We did this study to see if people were able to stop in a designated area when prompted while doing another task besides just walking. For example, we had people walk while reciting every other letter of the alphabet and asked them to stop at a specific, marked point.
The reason we did this was to see if multitasking could cause hazardous problems for people, especially those with multiple sclerosis (MS). If you were walking on a side walk talking to your friends and you didn’t stop at the intersection, you could potentially be put in danger of being hit by a car.
We studied 30 people with MS and 30 older adults and had them only walk, and then walk while doing a mental task. This is an example of one participant’s foot placement:
- Figure A is only walking and figure B is walking and talking
Here are some results we found:
- MS Group: 8% failed to stop when only walking and 60% failed to stop while walking and talking.
- Older Adult Group: 3.3% failed to stop when only walking and 50% failed to stop while walking and talking.
There is very limited knowledge about people living with MS and their abilities to start and stop at a target as this study is the first to look at people stopping while doing two things at once. However, with this study’s results, it is very clear that walking and talking significantly decreases a person’s ability to stop in a specified zone.
With these findings, we hope to be able to help target falls risks for older adults and people with neurological impairments.

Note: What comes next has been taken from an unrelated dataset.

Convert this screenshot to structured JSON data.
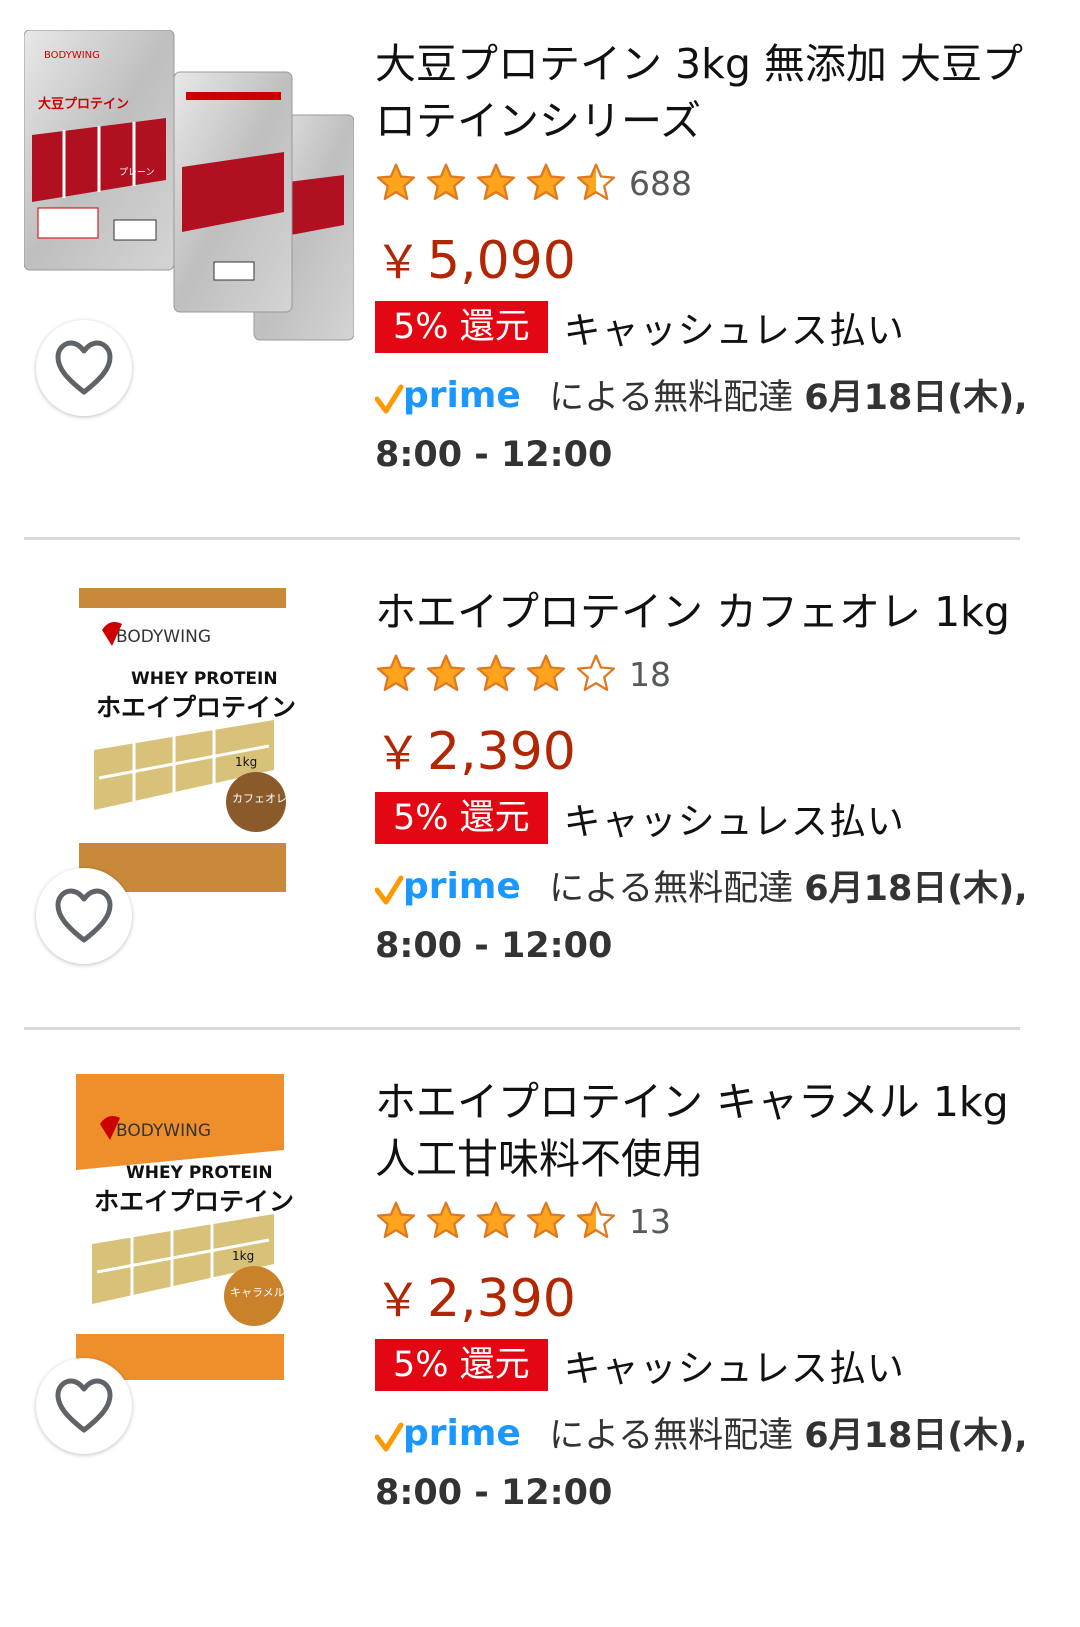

If you’re interested, please read the published paper by clicking here.